== Extracted entries ==

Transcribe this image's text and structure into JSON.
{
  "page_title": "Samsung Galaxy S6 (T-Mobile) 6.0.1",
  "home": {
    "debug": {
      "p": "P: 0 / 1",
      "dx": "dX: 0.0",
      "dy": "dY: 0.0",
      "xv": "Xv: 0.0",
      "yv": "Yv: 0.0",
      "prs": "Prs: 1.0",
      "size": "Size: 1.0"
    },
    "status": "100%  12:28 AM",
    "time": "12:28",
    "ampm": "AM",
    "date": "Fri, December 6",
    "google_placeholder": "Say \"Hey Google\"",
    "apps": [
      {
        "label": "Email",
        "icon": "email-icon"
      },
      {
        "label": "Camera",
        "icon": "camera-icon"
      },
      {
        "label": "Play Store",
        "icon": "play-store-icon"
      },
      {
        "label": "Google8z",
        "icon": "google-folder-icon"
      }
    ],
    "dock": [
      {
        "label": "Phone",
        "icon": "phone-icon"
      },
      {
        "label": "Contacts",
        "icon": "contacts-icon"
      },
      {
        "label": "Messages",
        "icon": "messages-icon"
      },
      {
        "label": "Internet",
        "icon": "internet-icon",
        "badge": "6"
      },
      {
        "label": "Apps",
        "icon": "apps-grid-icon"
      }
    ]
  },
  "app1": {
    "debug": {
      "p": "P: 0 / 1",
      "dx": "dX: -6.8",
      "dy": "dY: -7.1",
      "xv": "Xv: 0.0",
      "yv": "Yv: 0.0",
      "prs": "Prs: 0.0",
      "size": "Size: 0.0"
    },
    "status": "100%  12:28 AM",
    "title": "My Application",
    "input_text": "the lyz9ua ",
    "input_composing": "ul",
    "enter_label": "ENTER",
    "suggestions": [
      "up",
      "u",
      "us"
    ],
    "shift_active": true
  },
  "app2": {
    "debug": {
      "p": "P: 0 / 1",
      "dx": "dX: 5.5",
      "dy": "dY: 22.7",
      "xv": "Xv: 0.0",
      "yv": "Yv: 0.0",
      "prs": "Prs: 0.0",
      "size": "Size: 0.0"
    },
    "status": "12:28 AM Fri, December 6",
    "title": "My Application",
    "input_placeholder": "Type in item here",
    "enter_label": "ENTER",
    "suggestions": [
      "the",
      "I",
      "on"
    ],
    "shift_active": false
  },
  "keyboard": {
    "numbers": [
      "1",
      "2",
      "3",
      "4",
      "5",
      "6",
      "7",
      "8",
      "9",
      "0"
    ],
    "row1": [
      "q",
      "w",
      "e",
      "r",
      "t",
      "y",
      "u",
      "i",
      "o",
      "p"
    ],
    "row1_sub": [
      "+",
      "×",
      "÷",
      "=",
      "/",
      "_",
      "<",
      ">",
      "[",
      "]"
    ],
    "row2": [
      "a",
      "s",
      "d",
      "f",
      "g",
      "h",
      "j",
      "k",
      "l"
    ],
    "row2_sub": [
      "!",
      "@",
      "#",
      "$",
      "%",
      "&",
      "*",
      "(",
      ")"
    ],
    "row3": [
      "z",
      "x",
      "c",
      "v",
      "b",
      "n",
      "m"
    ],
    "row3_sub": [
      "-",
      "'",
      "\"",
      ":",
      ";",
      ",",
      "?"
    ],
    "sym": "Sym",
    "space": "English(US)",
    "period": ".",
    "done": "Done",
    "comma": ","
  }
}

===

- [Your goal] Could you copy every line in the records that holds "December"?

- [Answer area]
    "date": "Fri, December 6",
    "status": "12:28 AM Fri, December 6",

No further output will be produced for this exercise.